··· Dataset content

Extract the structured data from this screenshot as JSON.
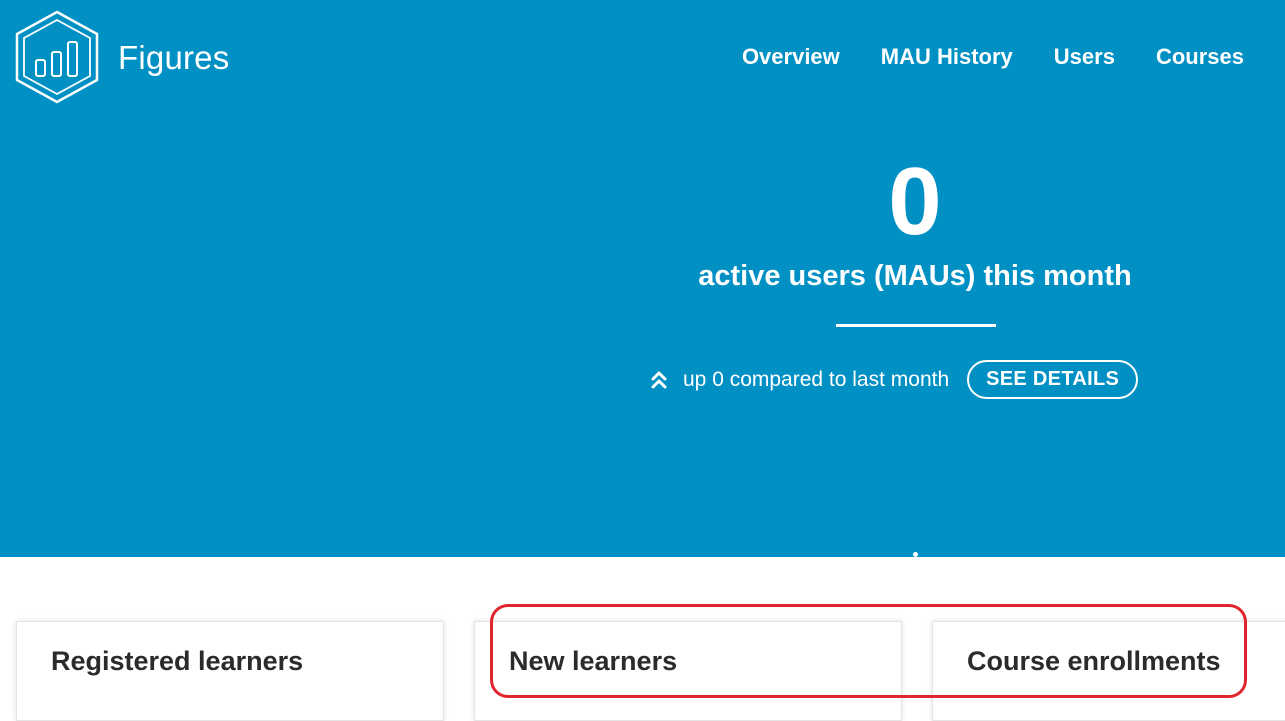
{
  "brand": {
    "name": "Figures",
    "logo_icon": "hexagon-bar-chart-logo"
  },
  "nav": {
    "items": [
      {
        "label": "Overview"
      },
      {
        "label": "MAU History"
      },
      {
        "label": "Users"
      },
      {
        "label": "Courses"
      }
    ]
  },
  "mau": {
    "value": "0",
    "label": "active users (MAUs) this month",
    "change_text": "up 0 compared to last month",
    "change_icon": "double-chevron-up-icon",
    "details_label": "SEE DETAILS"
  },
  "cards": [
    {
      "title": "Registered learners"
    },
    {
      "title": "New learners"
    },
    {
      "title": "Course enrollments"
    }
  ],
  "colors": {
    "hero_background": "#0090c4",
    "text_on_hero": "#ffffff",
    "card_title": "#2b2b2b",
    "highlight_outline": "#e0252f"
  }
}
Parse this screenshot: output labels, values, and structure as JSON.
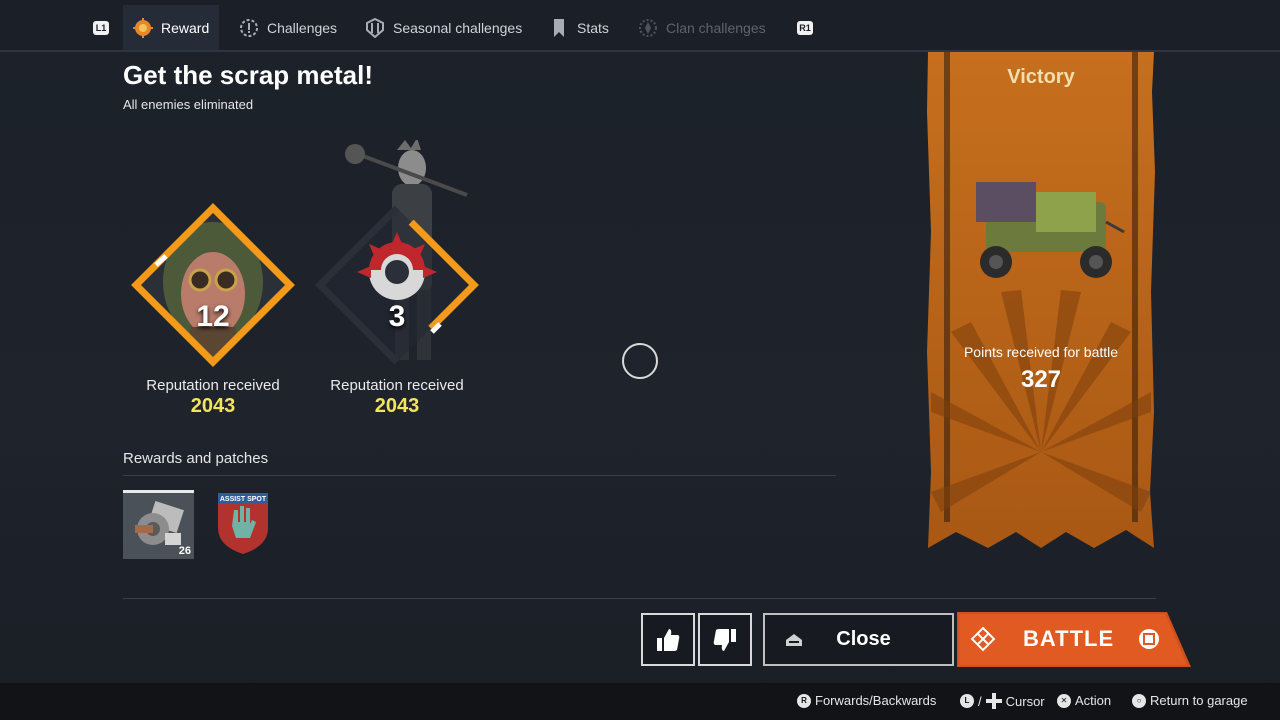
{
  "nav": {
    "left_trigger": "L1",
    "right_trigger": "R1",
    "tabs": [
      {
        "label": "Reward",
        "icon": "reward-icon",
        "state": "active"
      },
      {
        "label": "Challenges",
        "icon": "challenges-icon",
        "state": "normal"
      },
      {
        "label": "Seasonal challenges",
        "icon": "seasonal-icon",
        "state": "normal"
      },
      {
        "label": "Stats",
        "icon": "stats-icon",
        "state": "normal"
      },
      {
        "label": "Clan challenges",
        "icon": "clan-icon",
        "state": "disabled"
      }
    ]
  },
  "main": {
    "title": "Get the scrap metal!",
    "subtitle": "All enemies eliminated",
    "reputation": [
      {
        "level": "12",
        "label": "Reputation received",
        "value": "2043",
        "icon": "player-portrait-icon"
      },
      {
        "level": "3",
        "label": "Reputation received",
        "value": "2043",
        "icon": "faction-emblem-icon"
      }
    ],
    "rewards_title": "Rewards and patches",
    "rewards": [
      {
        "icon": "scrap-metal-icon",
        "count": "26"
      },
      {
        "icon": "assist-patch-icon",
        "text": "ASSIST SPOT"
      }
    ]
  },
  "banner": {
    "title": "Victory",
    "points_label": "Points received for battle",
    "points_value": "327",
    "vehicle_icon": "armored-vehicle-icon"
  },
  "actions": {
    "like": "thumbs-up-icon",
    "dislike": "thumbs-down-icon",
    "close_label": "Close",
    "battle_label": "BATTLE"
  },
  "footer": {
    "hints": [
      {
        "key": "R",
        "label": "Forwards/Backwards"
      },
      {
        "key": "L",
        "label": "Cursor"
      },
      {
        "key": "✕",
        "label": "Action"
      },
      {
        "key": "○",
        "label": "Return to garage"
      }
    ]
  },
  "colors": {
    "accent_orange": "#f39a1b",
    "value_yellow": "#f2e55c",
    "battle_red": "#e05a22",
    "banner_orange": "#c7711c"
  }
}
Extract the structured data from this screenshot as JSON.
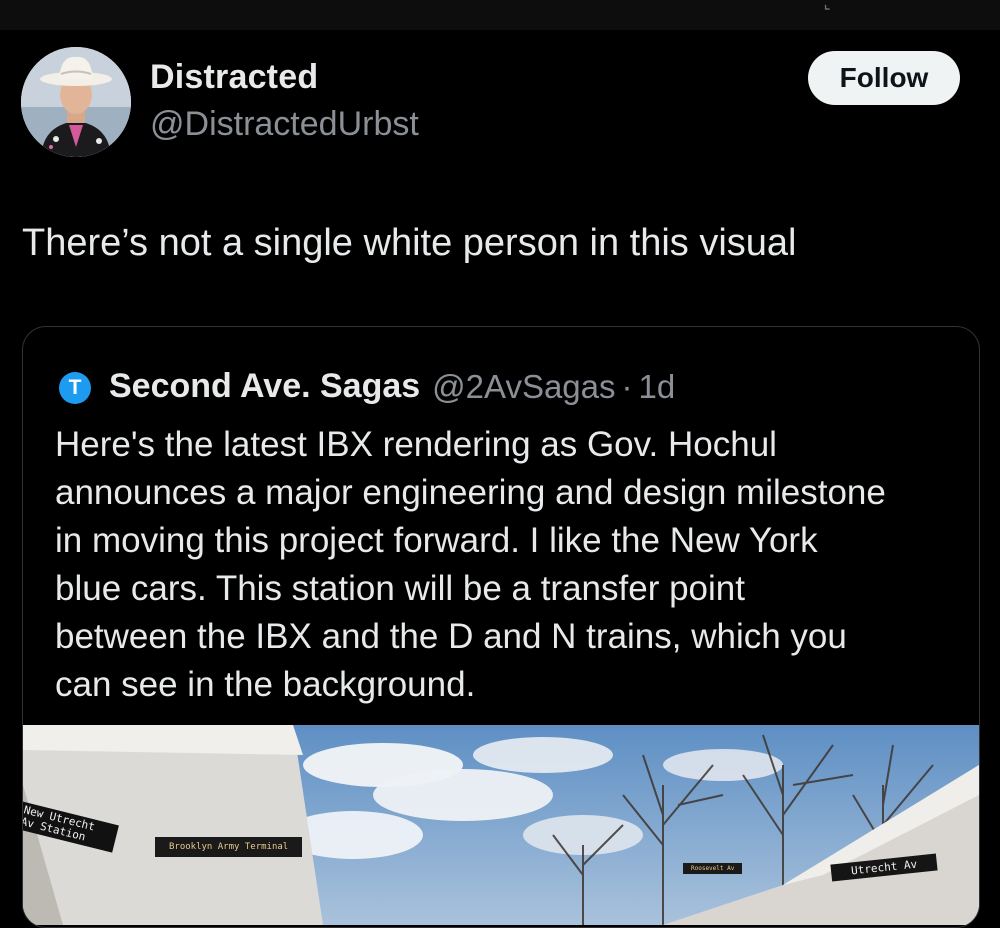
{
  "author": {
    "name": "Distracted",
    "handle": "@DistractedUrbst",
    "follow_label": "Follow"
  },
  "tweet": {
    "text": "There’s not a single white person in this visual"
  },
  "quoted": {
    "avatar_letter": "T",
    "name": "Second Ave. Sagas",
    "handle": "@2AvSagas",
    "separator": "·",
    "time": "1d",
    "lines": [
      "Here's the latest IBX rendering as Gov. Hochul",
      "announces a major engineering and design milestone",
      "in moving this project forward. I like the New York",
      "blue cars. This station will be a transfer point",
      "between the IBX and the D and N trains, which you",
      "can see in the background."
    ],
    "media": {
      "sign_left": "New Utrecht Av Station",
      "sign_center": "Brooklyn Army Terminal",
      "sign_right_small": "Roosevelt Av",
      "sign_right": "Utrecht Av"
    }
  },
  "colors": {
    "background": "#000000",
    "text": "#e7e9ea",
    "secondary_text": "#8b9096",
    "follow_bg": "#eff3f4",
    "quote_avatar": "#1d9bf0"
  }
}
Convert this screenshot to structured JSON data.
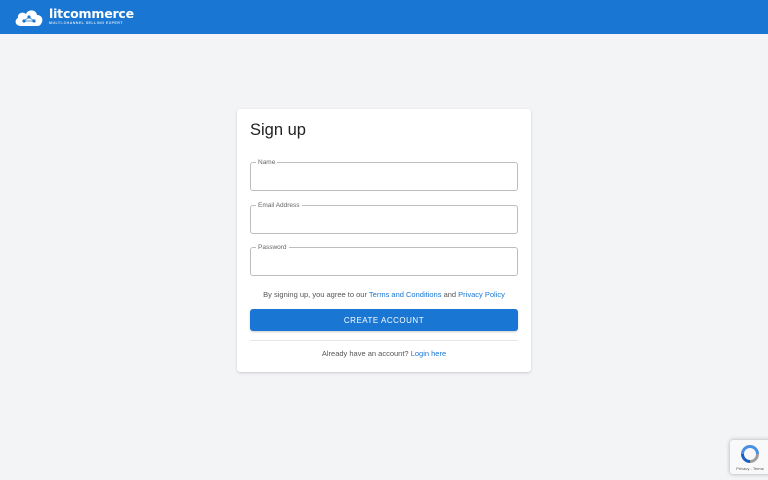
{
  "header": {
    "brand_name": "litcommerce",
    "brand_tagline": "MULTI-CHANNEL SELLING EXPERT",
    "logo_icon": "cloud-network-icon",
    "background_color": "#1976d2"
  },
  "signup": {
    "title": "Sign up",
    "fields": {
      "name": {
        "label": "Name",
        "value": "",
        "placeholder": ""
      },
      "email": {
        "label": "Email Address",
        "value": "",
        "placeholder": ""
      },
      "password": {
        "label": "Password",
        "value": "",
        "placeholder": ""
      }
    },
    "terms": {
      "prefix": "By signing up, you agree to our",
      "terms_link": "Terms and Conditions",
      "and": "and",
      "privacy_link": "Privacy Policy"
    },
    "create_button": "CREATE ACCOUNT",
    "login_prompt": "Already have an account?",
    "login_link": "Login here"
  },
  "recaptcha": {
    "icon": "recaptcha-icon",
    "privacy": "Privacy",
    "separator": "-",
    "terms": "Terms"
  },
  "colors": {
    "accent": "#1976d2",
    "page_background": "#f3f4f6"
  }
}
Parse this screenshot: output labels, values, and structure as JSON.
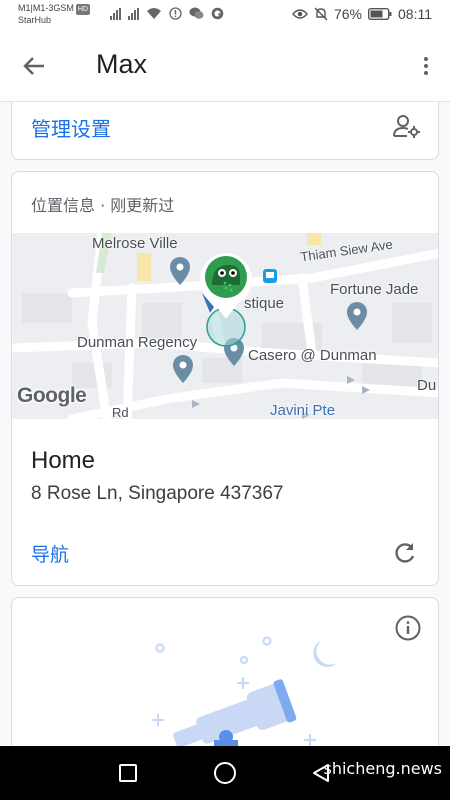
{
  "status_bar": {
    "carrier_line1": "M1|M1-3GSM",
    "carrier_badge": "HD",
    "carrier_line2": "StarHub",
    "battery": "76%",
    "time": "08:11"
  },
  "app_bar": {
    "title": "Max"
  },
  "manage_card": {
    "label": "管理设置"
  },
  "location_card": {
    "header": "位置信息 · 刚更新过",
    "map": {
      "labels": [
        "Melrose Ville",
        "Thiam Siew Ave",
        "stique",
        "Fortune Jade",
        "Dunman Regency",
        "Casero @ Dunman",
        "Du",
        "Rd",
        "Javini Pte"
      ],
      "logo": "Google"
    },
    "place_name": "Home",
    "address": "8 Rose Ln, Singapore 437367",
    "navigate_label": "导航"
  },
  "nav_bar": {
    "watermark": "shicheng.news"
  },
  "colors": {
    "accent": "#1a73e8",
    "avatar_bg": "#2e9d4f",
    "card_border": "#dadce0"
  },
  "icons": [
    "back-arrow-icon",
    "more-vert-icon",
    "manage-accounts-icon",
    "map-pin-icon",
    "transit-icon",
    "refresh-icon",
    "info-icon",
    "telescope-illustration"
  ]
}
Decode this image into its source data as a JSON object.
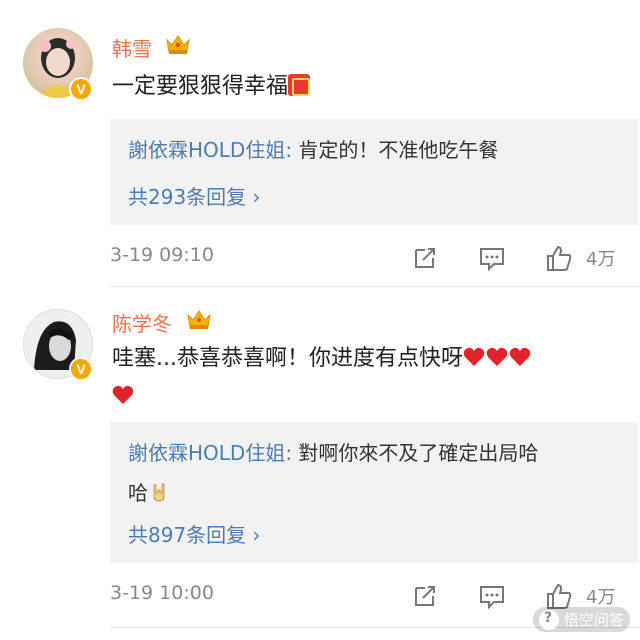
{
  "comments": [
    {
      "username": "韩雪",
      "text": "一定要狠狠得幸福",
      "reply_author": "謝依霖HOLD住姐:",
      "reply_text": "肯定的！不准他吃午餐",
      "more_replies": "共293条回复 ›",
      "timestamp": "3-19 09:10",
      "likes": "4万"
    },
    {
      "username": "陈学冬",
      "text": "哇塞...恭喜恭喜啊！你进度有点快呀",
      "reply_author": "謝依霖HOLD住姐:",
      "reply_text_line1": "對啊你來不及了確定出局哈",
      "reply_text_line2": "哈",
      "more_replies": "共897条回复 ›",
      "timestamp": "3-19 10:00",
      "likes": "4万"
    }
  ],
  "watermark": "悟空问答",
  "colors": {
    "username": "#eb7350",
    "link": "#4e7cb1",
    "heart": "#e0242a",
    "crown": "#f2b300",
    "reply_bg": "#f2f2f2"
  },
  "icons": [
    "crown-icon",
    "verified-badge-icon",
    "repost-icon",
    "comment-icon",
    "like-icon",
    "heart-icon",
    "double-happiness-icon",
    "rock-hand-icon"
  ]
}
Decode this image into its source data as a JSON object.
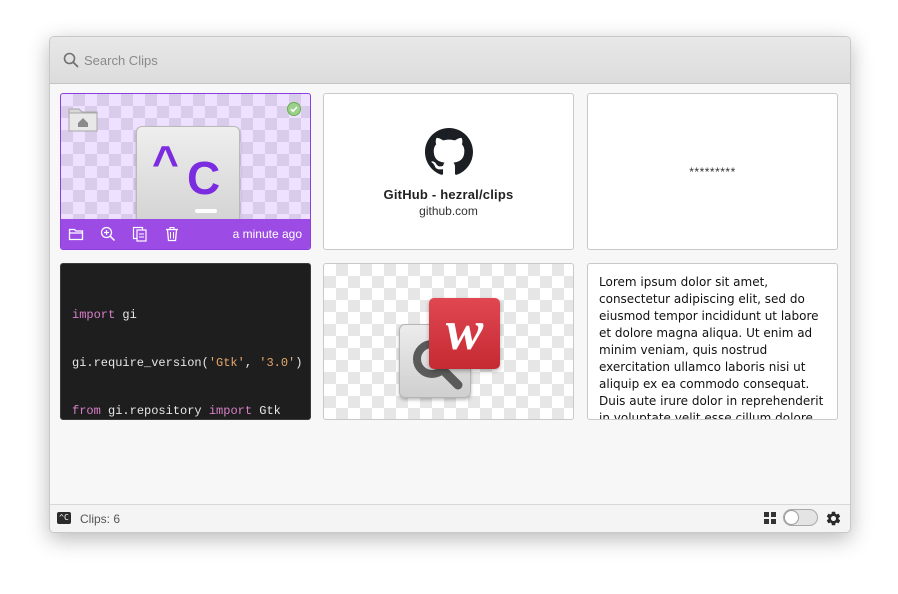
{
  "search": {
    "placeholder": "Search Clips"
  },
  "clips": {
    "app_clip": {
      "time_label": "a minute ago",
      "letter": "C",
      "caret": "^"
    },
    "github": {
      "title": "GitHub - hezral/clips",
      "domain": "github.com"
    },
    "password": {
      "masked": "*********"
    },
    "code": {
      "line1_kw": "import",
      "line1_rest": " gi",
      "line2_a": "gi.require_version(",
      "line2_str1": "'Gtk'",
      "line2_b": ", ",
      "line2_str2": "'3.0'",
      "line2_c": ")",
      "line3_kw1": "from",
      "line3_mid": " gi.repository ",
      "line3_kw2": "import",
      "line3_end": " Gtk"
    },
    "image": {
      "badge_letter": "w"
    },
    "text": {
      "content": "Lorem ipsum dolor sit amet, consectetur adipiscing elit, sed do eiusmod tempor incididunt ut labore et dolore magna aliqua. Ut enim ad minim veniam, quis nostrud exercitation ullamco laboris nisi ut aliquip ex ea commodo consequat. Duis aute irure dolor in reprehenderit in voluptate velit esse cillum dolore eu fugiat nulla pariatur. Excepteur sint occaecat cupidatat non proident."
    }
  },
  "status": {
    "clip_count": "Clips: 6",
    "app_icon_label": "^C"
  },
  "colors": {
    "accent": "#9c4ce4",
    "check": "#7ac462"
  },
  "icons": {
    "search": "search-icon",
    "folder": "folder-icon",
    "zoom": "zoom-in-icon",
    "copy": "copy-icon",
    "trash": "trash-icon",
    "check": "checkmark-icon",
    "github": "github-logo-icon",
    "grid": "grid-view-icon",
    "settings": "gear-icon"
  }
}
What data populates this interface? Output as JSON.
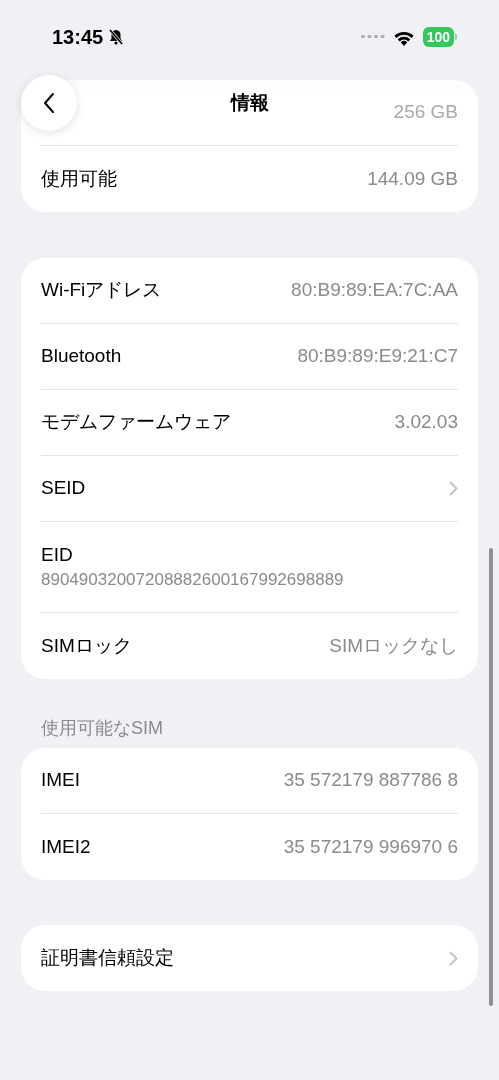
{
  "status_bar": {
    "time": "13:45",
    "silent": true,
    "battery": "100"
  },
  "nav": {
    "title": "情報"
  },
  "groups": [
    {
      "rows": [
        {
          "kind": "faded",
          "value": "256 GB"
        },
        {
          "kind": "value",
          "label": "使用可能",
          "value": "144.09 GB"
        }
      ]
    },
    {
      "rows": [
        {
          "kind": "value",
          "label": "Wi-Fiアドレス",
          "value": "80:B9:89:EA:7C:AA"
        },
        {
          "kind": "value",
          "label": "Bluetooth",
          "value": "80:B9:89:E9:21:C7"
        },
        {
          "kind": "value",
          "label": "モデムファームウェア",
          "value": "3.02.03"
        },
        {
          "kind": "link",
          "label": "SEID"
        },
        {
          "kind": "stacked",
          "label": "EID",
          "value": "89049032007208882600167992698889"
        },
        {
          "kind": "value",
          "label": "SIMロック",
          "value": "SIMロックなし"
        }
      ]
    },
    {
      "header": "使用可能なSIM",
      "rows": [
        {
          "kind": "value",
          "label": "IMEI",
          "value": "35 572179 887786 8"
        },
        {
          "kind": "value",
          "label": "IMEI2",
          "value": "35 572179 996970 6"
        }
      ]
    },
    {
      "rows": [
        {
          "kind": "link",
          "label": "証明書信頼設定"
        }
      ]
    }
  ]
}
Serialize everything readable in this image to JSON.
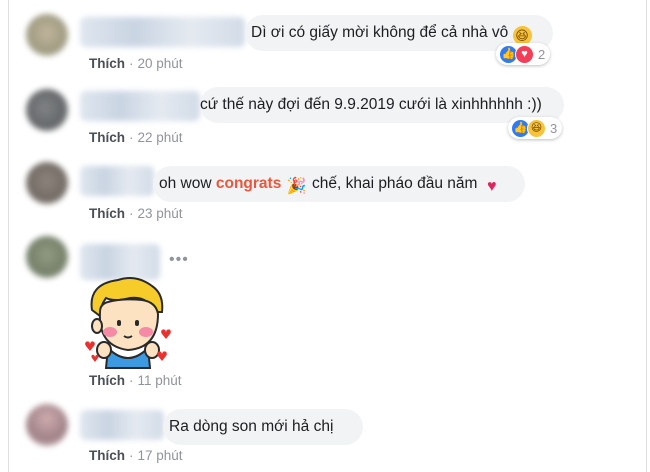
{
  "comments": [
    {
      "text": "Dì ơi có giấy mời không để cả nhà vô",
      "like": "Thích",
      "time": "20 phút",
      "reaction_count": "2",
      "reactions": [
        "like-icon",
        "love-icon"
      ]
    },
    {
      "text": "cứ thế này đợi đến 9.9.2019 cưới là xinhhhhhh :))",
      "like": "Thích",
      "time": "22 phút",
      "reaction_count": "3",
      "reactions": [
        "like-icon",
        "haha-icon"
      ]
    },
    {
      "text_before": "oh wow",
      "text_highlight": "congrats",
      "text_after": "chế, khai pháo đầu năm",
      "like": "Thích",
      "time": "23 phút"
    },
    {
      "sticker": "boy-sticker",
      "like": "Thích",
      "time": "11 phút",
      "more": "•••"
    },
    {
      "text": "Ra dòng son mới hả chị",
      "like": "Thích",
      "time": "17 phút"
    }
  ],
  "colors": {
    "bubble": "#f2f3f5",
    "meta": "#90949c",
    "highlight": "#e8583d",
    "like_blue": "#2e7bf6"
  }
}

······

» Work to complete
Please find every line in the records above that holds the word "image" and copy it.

» Task solution
Decode this image into its source data as a JSON object.
Decode this image into its source data as a JSON object.
    "image": {
Serialize everything readable in this image to JSON.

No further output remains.